Sensitive individuals, including young children, the elderly, and people with compromised immune systems are most at risk to adverse health effects attributable to algal toxins. Individuals are most often exposed to algal toxins while swimming or participating in other recreational activities in and on the water.

The most common routes of exposure are direct skin contact, accidental ingestion of contaminated water, or accidental inhalation of water droplets in the air.

Symptoms of exposure to algal toxins include rashes, hives, diarrhea, vomiting, coughing, or wheezing. More severe symptoms may result from longer or greater amounts of exposure.

People who plan to recreate in or on Illinois lakes or rivers this summer are advised to avoid contact with water that:

  • looks like spilled, green or blue-green paint;
  • has surface scums, mats, or films;
  • is discolored or has green-colored streaks; or
  • has greenish globs suspended in the water below the surface.

People are also advised to keep children and pets out of the water. Do not allow pets to drink from the water and do not allow them to lick their fur after swimming in water containing a blue-green algae bloom. If you or your pet has contact with water you suspect may have a blue-green algae bloom, rinse off with clean, fresh water as soon as possible.

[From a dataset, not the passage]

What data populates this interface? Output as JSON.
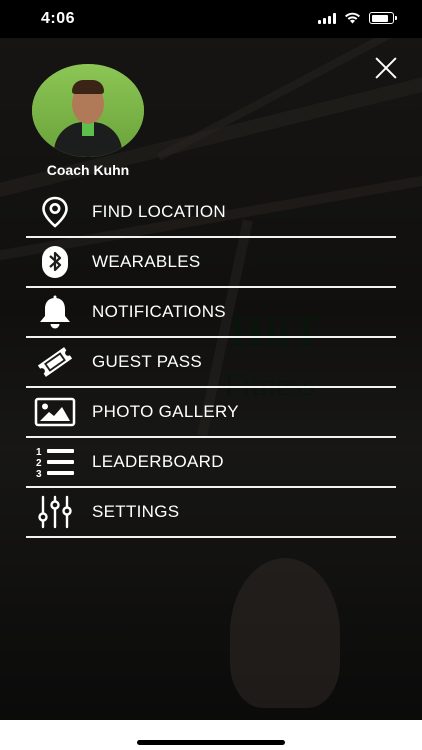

Activities near, but not in or on a lake or river, such as camping, picnicking, biking, and hiking are not affected. With all activities, wash your hands before eating if you have had contact with lake water or shore debris.

If you are concerned you have symptoms that are a result of exposure to algal toxins, contact your health care provider or call the Illinois Poison Center at 1-800-222-1222. If your pet experiences symptoms that may be a result of exposure, contact your veterinarian.